Review: BATMAN/CATWOMAN SPECIAL #1
[Editor’s Note: This review may contain spoilers]
Writers: Tom King, Walter Simonson, Ram V
Artists: John Paul Leon, Bernard Chang, Shawn Crystal, Mitch Gerads
Colours: Dave Stewart, Mitch Gerads, John Paul Leon
Letters: Clayton Cowles, John Workman, Andworld Design
Reviewed By: Derek McNeil
Batman/Catwoman Special #1: Some great romances are destined to be. The Batman/Catwoman series shows readers the romance between Bruce Wayne and Selina Kyle as it changed over their lives, but what about their connections from before they became costumed adventurers? This special one-off issue, meticulously illustrated by John Paul Leon (Batman: Creature of the Night), traces the life of Selina Kyle from her earliest days to her entry into the criminal underworld, and reveals that Bruce was actually a presence in her life all along. Whether it was fate or coincidence, this story gives even more reasons why Selina and Bruce’s connection is one of the most enduring love affairs in comics.
During Tom King’s run on Batman, the annuals contained some of the best stories – and foremost among these was Batman Annual #2. That story featured vignettes from Bruce and Selina’s romance from its early days up to the night of Bruce’s death. The Batman/Catwoman Special #1 is much in the same vein as that story, and is bit as good as that story.
The special contains a number of similar vignettes from many of the Christmases of Selina’s life, from her very first Christmas to her very last – literally. The story begins with baby Selina being rescued from a dumpster up to her death in a similar (or perhaps the same) alley.

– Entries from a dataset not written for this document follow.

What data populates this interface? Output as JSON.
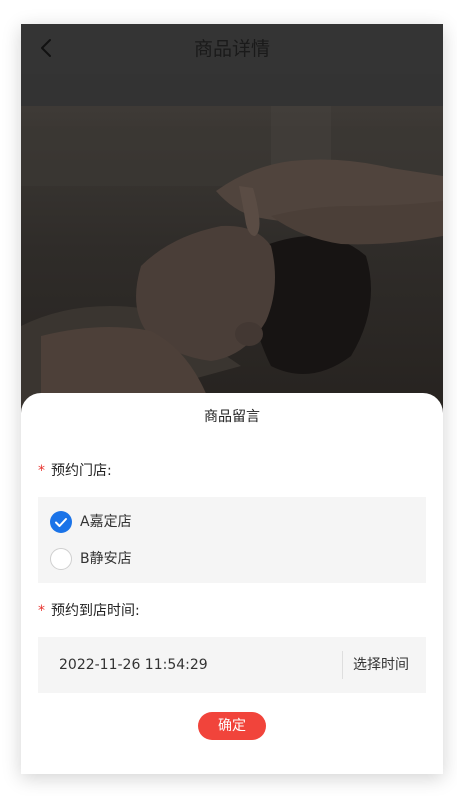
{
  "navbar": {
    "title": "商品详情",
    "back_icon": "chevron-left-icon"
  },
  "sheet": {
    "title": "商品留言",
    "store_label": "预约门店:",
    "required_mark": "*",
    "stores": [
      {
        "label": "A嘉定店",
        "checked": true
      },
      {
        "label": "B静安店",
        "checked": false
      }
    ],
    "time_label": "预约到店时间:",
    "time_value": "2022-11-26 11:54:29",
    "time_pick_label": "选择时间",
    "confirm_label": "确定"
  },
  "colors": {
    "accent_blue": "#1a73e8",
    "required_red": "#e8322d",
    "confirm_red": "#f1443b",
    "overlay": "#343434"
  }
}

There are a lot of neat symmetries like that in the story. For example, we see a very young Selina viewing the family portrait of Bruce and his parents in the Wayne Home for Orphaned Children. And near the end, we see her in the rechristened Selina Wayne Home for Orphaned Children. And that portrait has been replaced with one of her, Bruce, and their daughter Helena.
We also see more of Helena’s upbringing than we have previously. For as much as King’s shown us of Bruce and Selina’s life together, we haven’t seen much of them as parents. It’s fascinating to see how Helena’s upbringing was both wholesome and extraordinary in equal measure. And I loved the sequence where a five year old Helena receives a sword from her father for Christmas. Her cry of “I am Wonder Woman!!!” is priceless.
There is also an interesting illumination of the differences between Bruce and Selina. The portrait shows the important place Bruce’s parents and their loss play in his life. But Selina never knew her parents. And when Helena wonders about them, stating, “I bet Daddy could find out. He’s the greatest detective in the world”. Selina answers, “I bet he could too. I never asked him”.
This reveals how little importance Selina ascribes to her parents. She neither knows or cares who they are. It also makes me wonder if Bruce ever did look into the matter without telling her. It’s probable that he wouldn’t have been unable to resist looking into the matter. And if he did so, did he ever tell her who they were?
The story’s original artist, John Paul Leon, unfortunately passed away before completing his work on it. Bernard Chang and Shawn Crystal did a great job of finishing some of the pages from his breakdowns, while Mitch Gerads did an equally fine job on the final half of the story that Leon hadn’t gotten to. They managed to complete the job, making it mesh well with the pages Leon had completed.
The issue is as much a tribute to John Paul Leon as it is a celebration of Batman and Catwoman’s romance. Along with King’s story, there are two previously unpublished stories featuring Leon’s artwork. One is a Batman: Black and White story written by Walter Simonson. The other one is a Question story by Ram V. We also get a look at Leon’s breakdowns for the main story’s first 20 pages. And there are also several pin-ups pictures that feature Batman or Catwoman or serve as tributes to Leon.
This special really shows how beloved Leon was loved by his colleagues in the comics industry. The tragedy of Leon’s death reflects the tragic elements of the main story, but the outpouring of love for him also reflects the love that is the core of the story. Despite the tragedy, this book is a celebration of love – in story and in real life.
On first reading, the pin-up of Static by Denys Cowan and Chris Sotomayor struck me as a bit odd. It didn’t feature Batman or Catwoman, and I didn’t see how it was a tribute to John Paul Leon either. However, once I read Michael Davis’ written tribute to Leon, I understood the connection between Static and Leon. I recommend that readers don’t skip or skim through these tributes, but give them a full reading. It will give you a better appreciation of these creators’ feelings for Leon.
The Batman/Catwoman Special #1 tugs at the heartstrings because of King’s touching story, as well as the tragic story behind the scenes. It’s not often that a creator gets such a loving tribute upon their passing, but it’s lovely to see it happen this time. Rest in peace, John Paul Leon.